▶ _How to complete this task_
Go through the records and give the number of lines that include "email", with nothing else.

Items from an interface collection
=== Begin Enclosure ===

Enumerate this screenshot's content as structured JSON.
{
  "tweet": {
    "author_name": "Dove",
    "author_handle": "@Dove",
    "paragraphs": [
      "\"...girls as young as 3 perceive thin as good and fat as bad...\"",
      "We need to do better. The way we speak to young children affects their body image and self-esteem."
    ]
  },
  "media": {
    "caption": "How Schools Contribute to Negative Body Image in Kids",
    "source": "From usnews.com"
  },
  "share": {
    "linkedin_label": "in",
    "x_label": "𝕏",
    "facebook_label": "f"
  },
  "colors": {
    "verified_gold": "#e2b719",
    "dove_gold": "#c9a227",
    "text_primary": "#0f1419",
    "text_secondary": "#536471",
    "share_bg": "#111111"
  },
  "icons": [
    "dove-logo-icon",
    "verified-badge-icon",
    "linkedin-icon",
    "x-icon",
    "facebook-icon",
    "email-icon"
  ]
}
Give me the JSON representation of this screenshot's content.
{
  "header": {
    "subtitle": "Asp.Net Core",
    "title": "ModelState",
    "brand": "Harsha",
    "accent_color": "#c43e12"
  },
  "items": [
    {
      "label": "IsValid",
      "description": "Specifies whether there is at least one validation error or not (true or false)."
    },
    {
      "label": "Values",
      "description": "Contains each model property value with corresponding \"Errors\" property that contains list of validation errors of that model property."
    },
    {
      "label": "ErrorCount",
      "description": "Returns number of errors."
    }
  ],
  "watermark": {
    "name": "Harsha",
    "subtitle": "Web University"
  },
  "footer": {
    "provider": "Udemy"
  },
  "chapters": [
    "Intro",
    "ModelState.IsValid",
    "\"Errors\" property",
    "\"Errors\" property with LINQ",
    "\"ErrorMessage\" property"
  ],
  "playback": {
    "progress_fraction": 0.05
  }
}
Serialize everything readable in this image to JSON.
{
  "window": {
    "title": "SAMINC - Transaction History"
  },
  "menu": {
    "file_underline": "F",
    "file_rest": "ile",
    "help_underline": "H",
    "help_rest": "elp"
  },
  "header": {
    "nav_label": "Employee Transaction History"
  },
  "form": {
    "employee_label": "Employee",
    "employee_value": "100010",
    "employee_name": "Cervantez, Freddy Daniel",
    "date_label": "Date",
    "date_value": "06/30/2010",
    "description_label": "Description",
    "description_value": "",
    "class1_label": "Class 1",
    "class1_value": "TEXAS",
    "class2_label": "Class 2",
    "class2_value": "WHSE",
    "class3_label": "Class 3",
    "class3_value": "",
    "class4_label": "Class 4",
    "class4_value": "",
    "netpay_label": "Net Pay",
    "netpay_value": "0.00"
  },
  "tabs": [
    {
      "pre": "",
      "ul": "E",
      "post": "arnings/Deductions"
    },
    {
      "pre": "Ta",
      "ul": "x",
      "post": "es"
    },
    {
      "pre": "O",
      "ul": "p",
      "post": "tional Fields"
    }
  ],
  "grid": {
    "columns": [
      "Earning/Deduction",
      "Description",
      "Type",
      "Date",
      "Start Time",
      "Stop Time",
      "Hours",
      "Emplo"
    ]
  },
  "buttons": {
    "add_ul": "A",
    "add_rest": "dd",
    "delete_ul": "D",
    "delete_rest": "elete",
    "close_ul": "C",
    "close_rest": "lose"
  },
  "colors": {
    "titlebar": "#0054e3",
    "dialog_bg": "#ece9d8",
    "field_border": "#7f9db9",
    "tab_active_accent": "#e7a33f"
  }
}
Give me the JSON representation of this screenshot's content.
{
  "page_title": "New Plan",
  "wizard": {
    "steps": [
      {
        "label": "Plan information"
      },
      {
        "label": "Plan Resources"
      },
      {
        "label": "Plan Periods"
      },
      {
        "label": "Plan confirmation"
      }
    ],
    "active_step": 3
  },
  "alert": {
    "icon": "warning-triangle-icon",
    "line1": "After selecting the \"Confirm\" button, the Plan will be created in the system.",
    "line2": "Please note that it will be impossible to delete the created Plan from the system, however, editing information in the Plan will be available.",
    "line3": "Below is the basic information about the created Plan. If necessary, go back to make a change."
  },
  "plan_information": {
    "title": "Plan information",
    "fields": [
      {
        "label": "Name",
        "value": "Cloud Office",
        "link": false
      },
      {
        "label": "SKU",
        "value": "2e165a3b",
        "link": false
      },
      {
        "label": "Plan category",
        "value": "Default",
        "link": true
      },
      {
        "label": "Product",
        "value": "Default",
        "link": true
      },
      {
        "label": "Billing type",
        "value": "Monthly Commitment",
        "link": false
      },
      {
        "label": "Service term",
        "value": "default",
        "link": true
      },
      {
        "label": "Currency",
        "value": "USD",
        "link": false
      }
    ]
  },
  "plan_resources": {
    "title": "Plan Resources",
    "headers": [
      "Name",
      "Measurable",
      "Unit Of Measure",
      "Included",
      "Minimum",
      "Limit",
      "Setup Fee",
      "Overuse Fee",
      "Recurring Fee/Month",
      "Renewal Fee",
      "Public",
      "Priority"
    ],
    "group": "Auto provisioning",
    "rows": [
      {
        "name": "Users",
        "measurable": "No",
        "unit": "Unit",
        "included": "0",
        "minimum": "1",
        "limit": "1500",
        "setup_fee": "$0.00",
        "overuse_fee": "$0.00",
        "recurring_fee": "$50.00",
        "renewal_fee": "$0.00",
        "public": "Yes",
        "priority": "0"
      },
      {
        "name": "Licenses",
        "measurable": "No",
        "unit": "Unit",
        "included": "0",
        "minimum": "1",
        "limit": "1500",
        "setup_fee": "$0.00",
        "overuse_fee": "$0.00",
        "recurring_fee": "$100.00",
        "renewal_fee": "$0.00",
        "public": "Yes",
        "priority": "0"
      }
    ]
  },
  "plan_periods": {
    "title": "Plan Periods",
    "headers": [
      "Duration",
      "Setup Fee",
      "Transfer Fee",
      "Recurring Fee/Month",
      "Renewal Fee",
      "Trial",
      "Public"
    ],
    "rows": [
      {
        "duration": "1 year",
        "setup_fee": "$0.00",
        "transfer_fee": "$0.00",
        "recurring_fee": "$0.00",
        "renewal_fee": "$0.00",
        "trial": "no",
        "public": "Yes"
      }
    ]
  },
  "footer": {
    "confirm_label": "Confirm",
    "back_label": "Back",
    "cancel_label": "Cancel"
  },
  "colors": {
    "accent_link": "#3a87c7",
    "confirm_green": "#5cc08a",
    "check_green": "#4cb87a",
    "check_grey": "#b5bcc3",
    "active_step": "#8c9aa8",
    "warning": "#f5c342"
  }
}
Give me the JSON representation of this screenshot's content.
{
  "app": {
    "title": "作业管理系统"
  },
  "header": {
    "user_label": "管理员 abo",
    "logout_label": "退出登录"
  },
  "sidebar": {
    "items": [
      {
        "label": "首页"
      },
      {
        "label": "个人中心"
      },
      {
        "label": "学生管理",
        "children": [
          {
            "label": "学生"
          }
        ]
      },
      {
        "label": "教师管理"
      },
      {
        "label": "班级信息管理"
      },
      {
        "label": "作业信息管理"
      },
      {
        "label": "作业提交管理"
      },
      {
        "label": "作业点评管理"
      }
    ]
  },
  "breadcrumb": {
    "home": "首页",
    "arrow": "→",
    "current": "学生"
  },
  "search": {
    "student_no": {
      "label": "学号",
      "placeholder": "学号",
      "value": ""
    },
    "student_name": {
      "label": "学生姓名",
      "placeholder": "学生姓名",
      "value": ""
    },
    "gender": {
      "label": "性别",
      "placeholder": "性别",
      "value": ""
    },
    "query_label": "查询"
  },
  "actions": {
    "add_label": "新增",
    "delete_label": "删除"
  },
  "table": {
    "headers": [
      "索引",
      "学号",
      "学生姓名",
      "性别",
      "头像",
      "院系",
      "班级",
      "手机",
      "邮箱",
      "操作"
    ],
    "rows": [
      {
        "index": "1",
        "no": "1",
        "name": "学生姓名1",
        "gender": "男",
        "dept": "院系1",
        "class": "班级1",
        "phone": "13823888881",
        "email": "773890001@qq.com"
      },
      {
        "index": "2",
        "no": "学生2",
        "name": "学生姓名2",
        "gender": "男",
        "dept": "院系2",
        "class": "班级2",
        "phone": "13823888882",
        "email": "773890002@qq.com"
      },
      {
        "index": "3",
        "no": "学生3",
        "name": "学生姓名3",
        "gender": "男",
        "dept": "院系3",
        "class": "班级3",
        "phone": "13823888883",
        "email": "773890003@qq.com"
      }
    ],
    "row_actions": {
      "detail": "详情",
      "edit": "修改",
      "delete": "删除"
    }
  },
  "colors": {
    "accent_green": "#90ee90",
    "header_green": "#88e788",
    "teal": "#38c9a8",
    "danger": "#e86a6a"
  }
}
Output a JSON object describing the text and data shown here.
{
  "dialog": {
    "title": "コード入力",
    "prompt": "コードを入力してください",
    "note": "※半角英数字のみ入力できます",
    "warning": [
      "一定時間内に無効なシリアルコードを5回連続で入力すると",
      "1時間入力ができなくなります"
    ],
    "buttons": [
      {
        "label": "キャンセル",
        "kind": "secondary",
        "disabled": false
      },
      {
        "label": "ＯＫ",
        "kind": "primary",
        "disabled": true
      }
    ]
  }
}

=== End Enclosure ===

▶ _Your response_
4